Sunday, February 1, 2009
SEN. RUSSELL Feingold (D-Wis.) has a problem with all the folks filling vacated seats in the Senate. The issue is not with them personally. Rather, it's how they got there: not by the will of the people but by the will -- or whim -- of the governors of their home states. So Mr. Feingold has introduced a constitutional amendment that will put the power to fill Senate vacancies in the hands of voters through a special election.
Thanks to the election of President Obama, who plucked a vice president and two cabinet secretaries from the Senate, governors in Illinois, Delaware, New York and Colorado were tasked with appointing their successors. In some cases the seats have been treated like family heirlooms or -- allegedly -- like property to be sold to the highest bidder. In another case, the process to choose the next occupant was opaque and unbecoming. But in all cases, how the new senators came to Washington is undemocratic and shouldn't continue.
What Mr. Feingold proposes would be a fix of the 17th Amendment, which gave voters the right to elect their senators. It also gave governors the power to fill vacancies. The Feingold amendment reads, "When vacancies happen in the representation of any State in the Senate, the executive authority of such State shall issue writs of election to fill such vacancies."

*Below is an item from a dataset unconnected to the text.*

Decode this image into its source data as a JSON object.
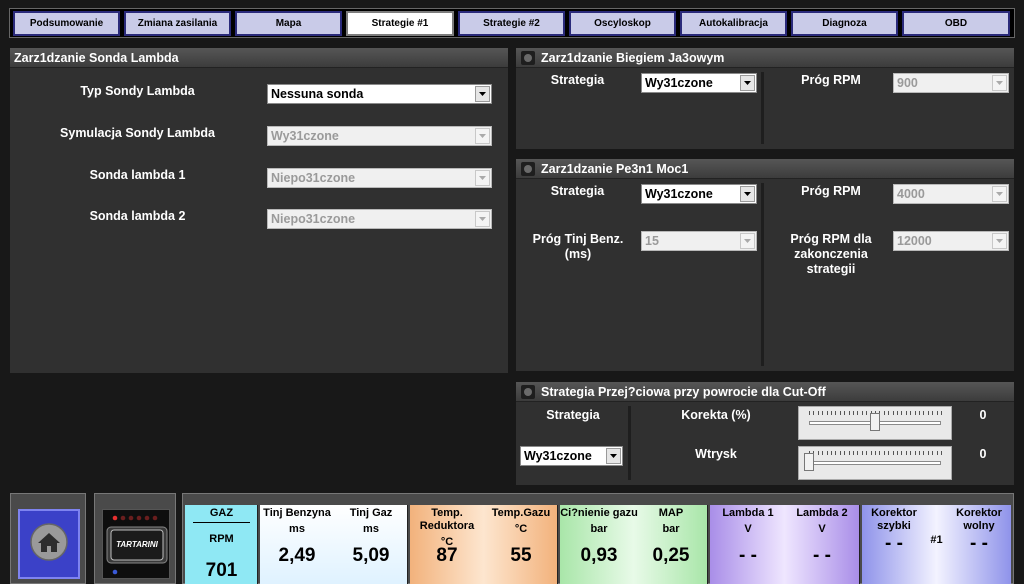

As with all constitutional amendments, this reform will have to pass by a two-thirds vote in both the House and the Senate. Then it must be passed by three-fourths of the state legislatures within seven years. Mr. Feingold chose this route because a state-by-state effort to change the system would be at the mercy of governors with veto power.
We're not fans of constitutional amendments, especially when they seek to take rights away. But the alternative is further unseemly and undemocratic appointments of U.S. senators. Mr. Feingold plans to hold hearings "soon" on his proposed amendment. We urge anyone who has a better way to solve this problem to testify.